(EXTRACTED INFORMATION begins)

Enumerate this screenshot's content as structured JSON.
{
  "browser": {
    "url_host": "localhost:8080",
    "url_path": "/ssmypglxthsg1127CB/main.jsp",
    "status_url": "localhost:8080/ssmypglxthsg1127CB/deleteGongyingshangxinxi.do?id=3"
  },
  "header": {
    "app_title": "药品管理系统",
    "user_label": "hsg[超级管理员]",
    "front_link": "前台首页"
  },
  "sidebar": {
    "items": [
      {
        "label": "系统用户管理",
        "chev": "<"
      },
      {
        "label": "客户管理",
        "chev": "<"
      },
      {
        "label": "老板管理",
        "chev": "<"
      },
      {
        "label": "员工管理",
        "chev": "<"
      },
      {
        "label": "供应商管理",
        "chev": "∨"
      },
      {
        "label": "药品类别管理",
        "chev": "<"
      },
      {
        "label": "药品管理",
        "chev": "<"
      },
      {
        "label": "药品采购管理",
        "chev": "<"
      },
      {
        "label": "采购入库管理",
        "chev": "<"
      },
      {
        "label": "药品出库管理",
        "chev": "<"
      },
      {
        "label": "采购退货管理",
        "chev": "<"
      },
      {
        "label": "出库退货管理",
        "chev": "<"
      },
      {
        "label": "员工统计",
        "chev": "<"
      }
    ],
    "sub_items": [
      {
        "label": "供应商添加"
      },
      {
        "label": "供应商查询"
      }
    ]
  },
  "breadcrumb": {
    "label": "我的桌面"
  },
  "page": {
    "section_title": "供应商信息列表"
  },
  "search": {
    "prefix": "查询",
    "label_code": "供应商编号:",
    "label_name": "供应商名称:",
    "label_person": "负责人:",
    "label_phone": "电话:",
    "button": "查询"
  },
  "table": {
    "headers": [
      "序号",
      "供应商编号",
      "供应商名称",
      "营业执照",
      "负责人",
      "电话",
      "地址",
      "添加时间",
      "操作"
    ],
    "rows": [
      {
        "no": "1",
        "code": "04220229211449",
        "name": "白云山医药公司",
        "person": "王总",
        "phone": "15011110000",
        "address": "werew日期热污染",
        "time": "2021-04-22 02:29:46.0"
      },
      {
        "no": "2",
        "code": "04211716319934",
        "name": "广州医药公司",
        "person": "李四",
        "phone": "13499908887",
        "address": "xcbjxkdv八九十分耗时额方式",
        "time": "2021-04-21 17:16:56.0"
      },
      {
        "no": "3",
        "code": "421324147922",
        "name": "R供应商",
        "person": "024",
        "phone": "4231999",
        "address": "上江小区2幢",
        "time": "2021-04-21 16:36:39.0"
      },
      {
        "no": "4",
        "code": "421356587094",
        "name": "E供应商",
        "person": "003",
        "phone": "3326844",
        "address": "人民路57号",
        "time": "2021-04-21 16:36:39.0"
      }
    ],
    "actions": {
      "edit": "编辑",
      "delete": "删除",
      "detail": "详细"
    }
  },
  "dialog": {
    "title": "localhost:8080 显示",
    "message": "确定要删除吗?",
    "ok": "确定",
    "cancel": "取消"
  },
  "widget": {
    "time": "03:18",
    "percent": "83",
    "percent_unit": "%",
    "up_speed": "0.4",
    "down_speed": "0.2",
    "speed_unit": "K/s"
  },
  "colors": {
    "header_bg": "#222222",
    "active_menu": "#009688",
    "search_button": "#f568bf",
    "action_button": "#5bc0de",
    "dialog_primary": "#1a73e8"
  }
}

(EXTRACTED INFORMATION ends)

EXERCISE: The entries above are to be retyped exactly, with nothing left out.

ANSWER AREA:
Enumerate this screenshot's content as structured JSON.
{
  "browser": {
    "url_host": "localhost:8080",
    "url_path": "/ssmypglxthsg1127CB/main.jsp",
    "status_url": "localhost:8080/ssmypglxthsg1127CB/deleteGongyingshangxinxi.do?id=3"
  },
  "header": {
    "app_title": "药品管理系统",
    "user_label": "hsg[超级管理员]",
    "front_link": "前台首页"
  },
  "sidebar": {
    "items": [
      {
        "label": "系统用户管理",
        "chev": "<"
      },
      {
        "label": "客户管理",
        "chev": "<"
      },
      {
        "label": "老板管理",
        "chev": "<"
      },
      {
        "label": "员工管理",
        "chev": "<"
      },
      {
        "label": "供应商管理",
        "chev": "∨"
      },
      {
        "label": "药品类别管理",
        "chev": "<"
      },
      {
        "label": "药品管理",
        "chev": "<"
      },
      {
        "label": "药品采购管理",
        "chev": "<"
      },
      {
        "label": "采购入库管理",
        "chev": "<"
      },
      {
        "label": "药品出库管理",
        "chev": "<"
      },
      {
        "label": "采购退货管理",
        "chev": "<"
      },
      {
        "label": "出库退货管理",
        "chev": "<"
      },
      {
        "label": "员工统计",
        "chev": "<"
      }
    ],
    "sub_items": [
      {
        "label": "供应商添加"
      },
      {
        "label": "供应商查询"
      }
    ]
  },
  "breadcrumb": {
    "label": "我的桌面"
  },
  "page": {
    "section_title": "供应商信息列表"
  },
  "search": {
    "prefix": "查询",
    "label_code": "供应商编号:",
    "label_name": "供应商名称:",
    "label_person": "负责人:",
    "label_phone": "电话:",
    "button": "查询"
  },
  "table": {
    "headers": [
      "序号",
      "供应商编号",
      "供应商名称",
      "营业执照",
      "负责人",
      "电话",
      "地址",
      "添加时间",
      "操作"
    ],
    "rows": [
      {
        "no": "1",
        "code": "04220229211449",
        "name": "白云山医药公司",
        "person": "王总",
        "phone": "15011110000",
        "address": "werew日期热污染",
        "time": "2021-04-22 02:29:46.0"
      },
      {
        "no": "2",
        "code": "04211716319934",
        "name": "广州医药公司",
        "person": "李四",
        "phone": "13499908887",
        "address": "xcbjxkdv八九十分耗时额方式",
        "time": "2021-04-21 17:16:56.0"
      },
      {
        "no": "3",
        "code": "421324147922",
        "name": "R供应商",
        "person": "024",
        "phone": "4231999",
        "address": "上江小区2幢",
        "time": "2021-04-21 16:36:39.0"
      },
      {
        "no": "4",
        "code": "421356587094",
        "name": "E供应商",
        "person": "003",
        "phone": "3326844",
        "address": "人民路57号",
        "time": "2021-04-21 16:36:39.0"
      }
    ],
    "actions": {
      "edit": "编辑",
      "delete": "删除",
      "detail": "详细"
    }
  },
  "dialog": {
    "title": "localhost:8080 显示",
    "message": "确定要删除吗?",
    "ok": "确定",
    "cancel": "取消"
  },
  "widget": {
    "time": "03:18",
    "percent": "83",
    "percent_unit": "%",
    "up_speed": "0.4",
    "down_speed": "0.2",
    "speed_unit": "K/s"
  },
  "colors": {
    "header_bg": "#222222",
    "active_menu": "#009688",
    "search_button": "#f568bf",
    "action_button": "#5bc0de",
    "dialog_primary": "#1a73e8"
  }
}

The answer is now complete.